◆ **Work to complete**
Scan the entries line by line and return those with "Criar".

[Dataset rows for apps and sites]
• • • •

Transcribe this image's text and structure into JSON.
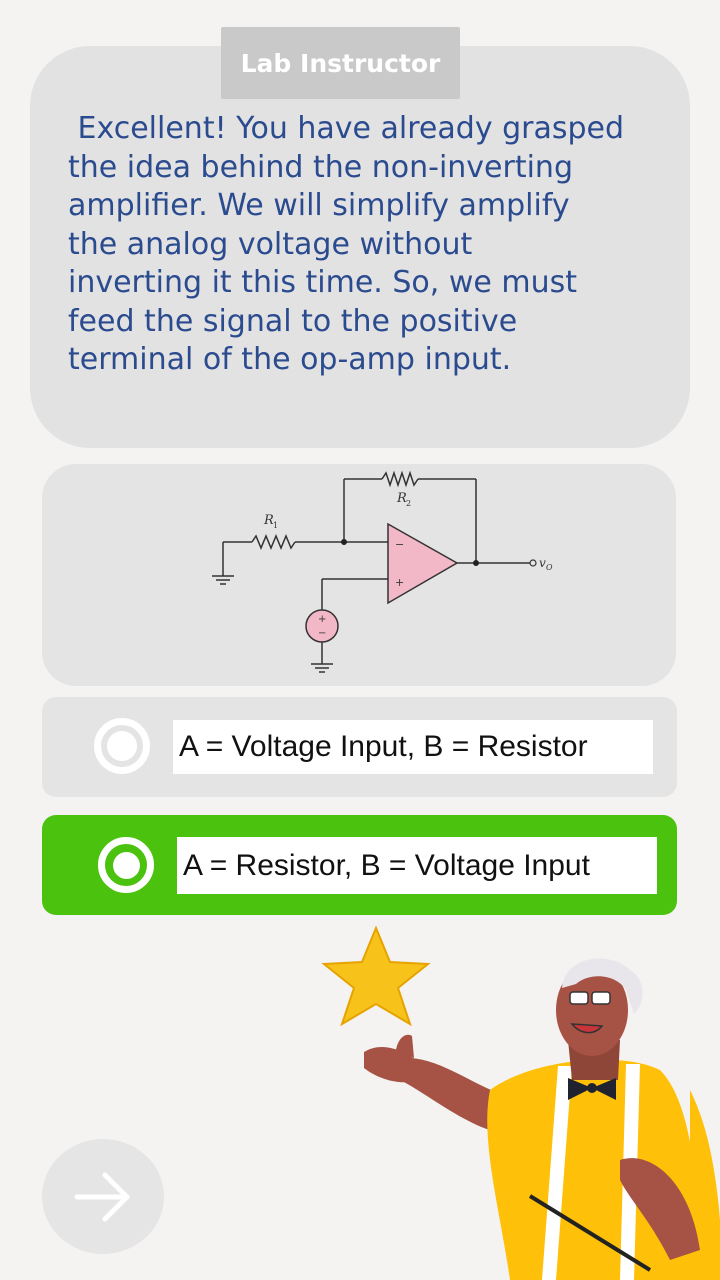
{
  "speaker": {
    "name": "Lab Instructor"
  },
  "message": {
    "text": " Excellent! You have already grasped\nthe idea behind the non-inverting\namplifier. We will simplify amplify\nthe analog voltage without\ninverting it this time. So, we must\nfeed the signal to the positive\nterminal of the op-amp input."
  },
  "circuit": {
    "r1_label": "R",
    "r1_sub": "1",
    "r2_label": "R",
    "r2_sub": "2",
    "minus_label": "−",
    "plus_label": "+",
    "source_plus": "+",
    "source_minus": "−",
    "output_label": "v",
    "output_sub": "O"
  },
  "options": [
    {
      "label": "A = Voltage Input, B = Resistor",
      "selected": false
    },
    {
      "label": "A = Resistor, B = Voltage Input",
      "selected": true
    }
  ],
  "colors": {
    "correct": "#4bc20d",
    "text": "#2b4b8f",
    "opamp": "#f2b8c8"
  },
  "icons": {
    "next": "arrow-right-icon",
    "star": "star-icon"
  }
}
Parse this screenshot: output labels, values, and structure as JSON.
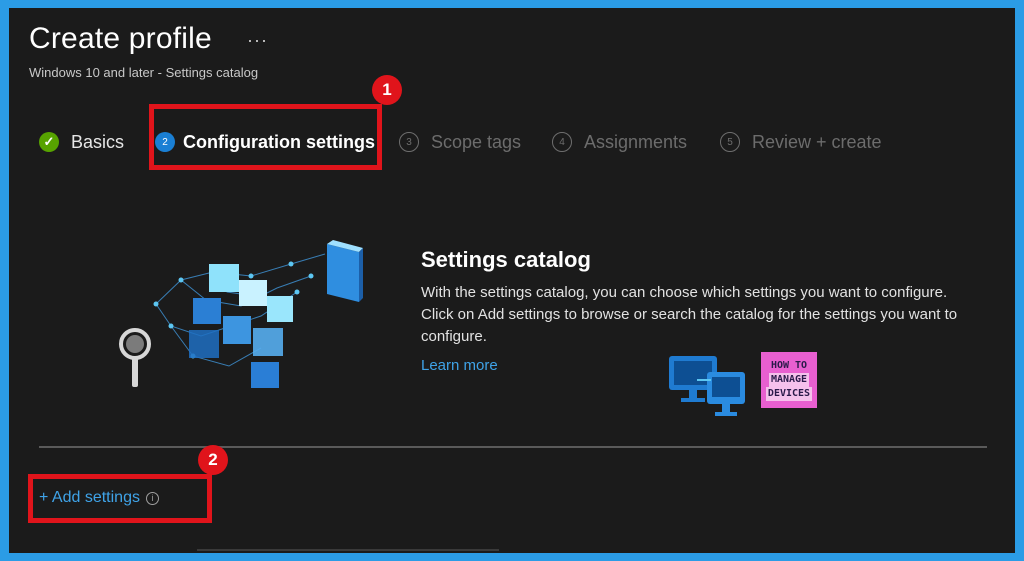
{
  "page": {
    "title": "Create profile",
    "more_label": "···",
    "subtitle": "Windows 10 and later - Settings catalog"
  },
  "steps": [
    {
      "num": "✓",
      "label": "Basics",
      "state": "done"
    },
    {
      "num": "2",
      "label": "Configuration settings",
      "state": "active"
    },
    {
      "num": "3",
      "label": "Scope tags",
      "state": "pending"
    },
    {
      "num": "4",
      "label": "Assignments",
      "state": "pending"
    },
    {
      "num": "5",
      "label": "Review + create",
      "state": "pending"
    }
  ],
  "annotations": [
    {
      "label": "1"
    },
    {
      "label": "2"
    }
  ],
  "catalog": {
    "title": "Settings catalog",
    "description": "With the settings catalog, you can choose which settings you want to configure. Click on Add settings to browse or search the catalog for the settings you want to configure.",
    "learn_more": "Learn more"
  },
  "logo": {
    "lines": [
      "HOW TO",
      "MANAGE",
      "DEVICES"
    ]
  },
  "add_settings": {
    "label": "+ Add settings",
    "info_icon": "i"
  },
  "colors": {
    "background": "#1b1b1b",
    "frame": "#2b9ce6",
    "accent_link": "#3fa3e8",
    "highlight": "#e0141b",
    "success": "#57a300",
    "active_step": "#1a7fd4",
    "logo_bg": "#e85fd0"
  },
  "icons": [
    "more-icon",
    "checkmark-icon",
    "info-icon",
    "settings-catalog-illustration",
    "how-to-manage-devices-logo"
  ]
}
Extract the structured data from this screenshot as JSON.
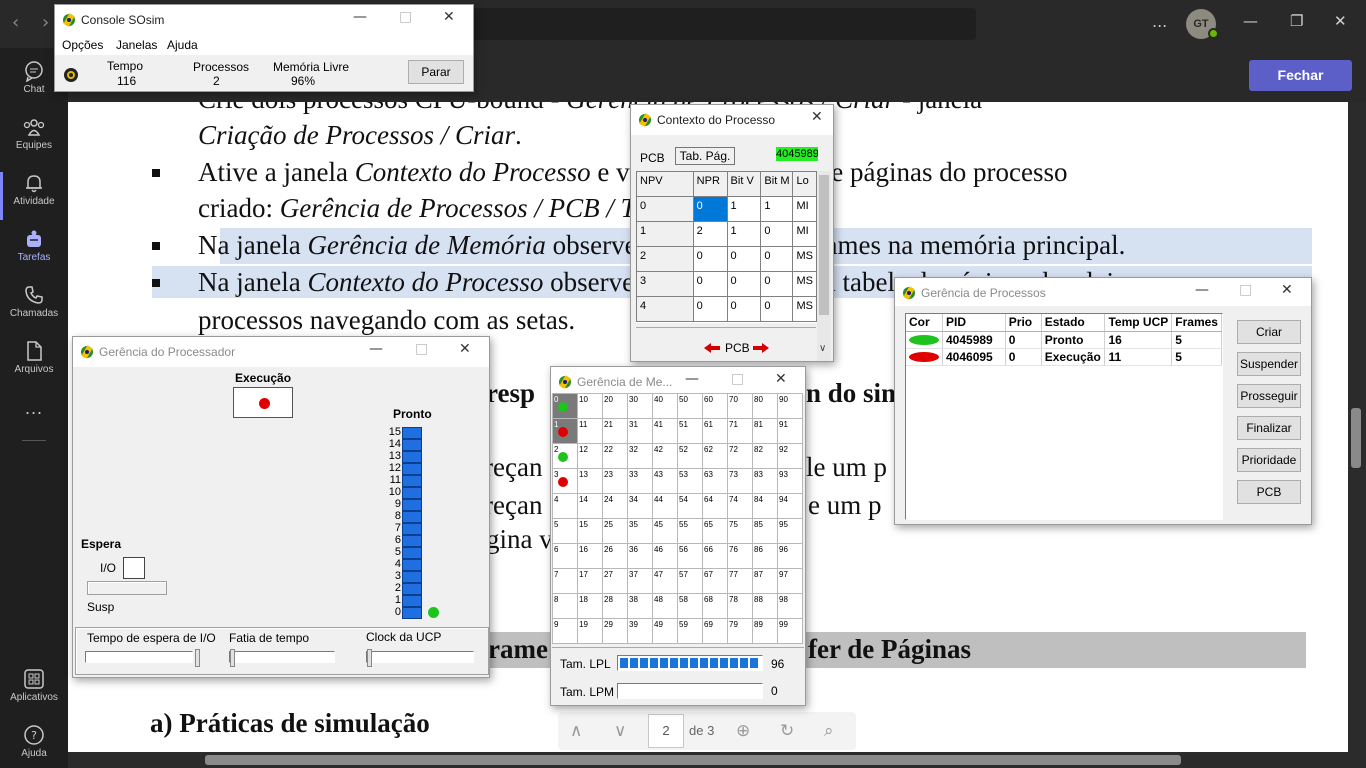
{
  "teams": {
    "rail": [
      {
        "label": "Chat"
      },
      {
        "label": "Equipes"
      },
      {
        "label": "Atividade"
      },
      {
        "label": "Tarefas"
      },
      {
        "label": "Chamadas"
      },
      {
        "label": "Arquivos"
      },
      {
        "label": "Aplicativos"
      },
      {
        "label": "Ajuda"
      }
    ],
    "more": "...",
    "avatar_initials": "GT",
    "close_button": "Fechar"
  },
  "document": {
    "lines": [
      {
        "pre": "Crie dois processos CPU-bound - ",
        "it": "Gerência de Processos / Criar",
        "post": " - janela"
      },
      {
        "pre": "",
        "it": "Criação de Processos / Criar",
        "post": "."
      },
      {
        "pre": "Ative a janela ",
        "it": "Contexto do Processo",
        "post": " e visualizar a tabela de páginas do processo"
      },
      {
        "pre": "criado: ",
        "it": "Gerência de Processos / PCB / Tab. de Pag",
        "post": "."
      },
      {
        "pre": "Na janela ",
        "it": "Gerência de Memória",
        "post": " observe a alocação dos frames na memória principal."
      },
      {
        "pre": "Na janela ",
        "it": "Contexto do Processo",
        "post": " observe as informações da tabela de páginas dos dois"
      },
      {
        "pre": "processos navegando com as setas.",
        "it": "",
        "post": ""
      }
    ],
    "frag1": "resp",
    "frag2": "n do sim",
    "frag3": "reçan",
    "frag4": "le um p",
    "frag5": "reçan",
    "frag6": "e um p",
    "frag7": "gina v",
    "heading_left": "rame",
    "heading_right": "fer de Páginas",
    "subheading": "a) Práticas de simulação",
    "pdf": {
      "page": "2",
      "of": "de 3"
    }
  },
  "console": {
    "title": "Console SOsim",
    "menu": [
      "Opções",
      "Janelas",
      "Ajuda"
    ],
    "tempo_label": "Tempo",
    "tempo_value": "116",
    "processos_label": "Processos",
    "processos_value": "2",
    "memoria_label": "Memória Livre",
    "memoria_value": "96%",
    "parar": "Parar"
  },
  "contexto": {
    "title": "Contexto do Processo",
    "tabs": [
      "PCB",
      "Tab. Pág."
    ],
    "pid_badge": "4045989",
    "headers": [
      "NPV",
      "NPR",
      "Bit V",
      "Bit M",
      "Lo"
    ],
    "rows": [
      [
        "0",
        "0",
        "1",
        "1",
        "MI"
      ],
      [
        "1",
        "2",
        "1",
        "0",
        "MI"
      ],
      [
        "2",
        "0",
        "0",
        "0",
        "MS"
      ],
      [
        "3",
        "0",
        "0",
        "0",
        "MS"
      ],
      [
        "4",
        "0",
        "0",
        "0",
        "MS"
      ]
    ],
    "nav_label": "PCB"
  },
  "processador": {
    "title": "Gerência do Processador",
    "execucao": "Execução",
    "pronto": "Pronto",
    "queue": [
      "15",
      "14",
      "13",
      "12",
      "11",
      "10",
      "9",
      "8",
      "7",
      "6",
      "5",
      "4",
      "3",
      "2",
      "1",
      "0"
    ],
    "espera": "Espera",
    "io": "I/O",
    "susp": "Susp",
    "tempo_espera": "Tempo de espera de I/O",
    "fatia": "Fatia de tempo",
    "clock": "Clock da UCP",
    "colors": {
      "exec_dot": "#e00000",
      "ready_dot": "#1ec31e",
      "queue": "#1f6fe0"
    }
  },
  "memoria": {
    "title": "Gerência de Me...",
    "cells": [
      [
        "0",
        "10",
        "20",
        "30",
        "40",
        "50",
        "60",
        "70",
        "80",
        "90"
      ],
      [
        "1",
        "11",
        "21",
        "31",
        "41",
        "51",
        "61",
        "71",
        "81",
        "91"
      ],
      [
        "2",
        "12",
        "22",
        "32",
        "42",
        "52",
        "62",
        "72",
        "82",
        "92"
      ],
      [
        "3",
        "13",
        "23",
        "33",
        "43",
        "53",
        "63",
        "73",
        "83",
        "93"
      ],
      [
        "4",
        "14",
        "24",
        "34",
        "44",
        "54",
        "64",
        "74",
        "84",
        "94"
      ],
      [
        "5",
        "15",
        "25",
        "35",
        "45",
        "55",
        "65",
        "75",
        "85",
        "95"
      ],
      [
        "6",
        "16",
        "26",
        "36",
        "46",
        "56",
        "66",
        "76",
        "86",
        "96"
      ],
      [
        "7",
        "17",
        "27",
        "37",
        "47",
        "57",
        "67",
        "77",
        "87",
        "97"
      ],
      [
        "8",
        "18",
        "28",
        "38",
        "48",
        "58",
        "68",
        "78",
        "88",
        "98"
      ],
      [
        "9",
        "19",
        "29",
        "39",
        "49",
        "59",
        "69",
        "79",
        "89",
        "99"
      ]
    ],
    "frame_dots": [
      {
        "frame": 0,
        "color": "#1ec31e"
      },
      {
        "frame": 1,
        "color": "#e00000"
      },
      {
        "frame": 2,
        "color": "#1ec31e"
      },
      {
        "frame": 3,
        "color": "#e00000"
      }
    ],
    "lpl_label": "Tam. LPL",
    "lpl_value": "96",
    "lpm_label": "Tam. LPM",
    "lpm_value": "0",
    "lpl_fill": 1.0
  },
  "processos": {
    "title": "Gerência de Processos",
    "headers": [
      "Cor",
      "PID",
      "Prio",
      "Estado",
      "Temp UCP",
      "Frames"
    ],
    "rows": [
      {
        "color": "#1ec31e",
        "pid": "4045989",
        "prio": "0",
        "estado": "Pronto",
        "temp": "16",
        "frames": "5"
      },
      {
        "color": "#e00000",
        "pid": "4046095",
        "prio": "0",
        "estado": "Execução",
        "temp": "11",
        "frames": "5"
      }
    ],
    "buttons": [
      "Criar",
      "Suspender",
      "Prosseguir",
      "Finalizar",
      "Prioridade",
      "PCB"
    ]
  }
}
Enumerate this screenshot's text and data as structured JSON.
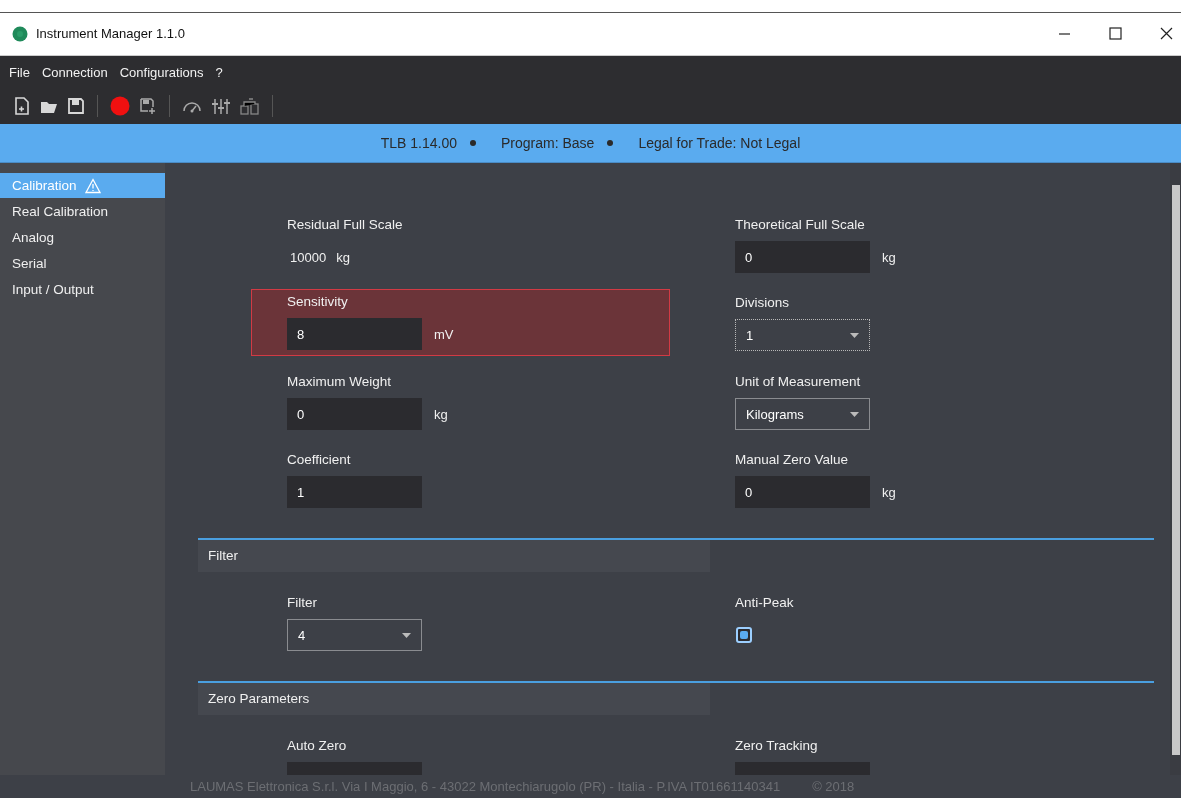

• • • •

◆ **Reply to the task**
        "it": "Gerência de Processos / Criar",
        "it": "Criação de Processos / Criar",
      "Criar",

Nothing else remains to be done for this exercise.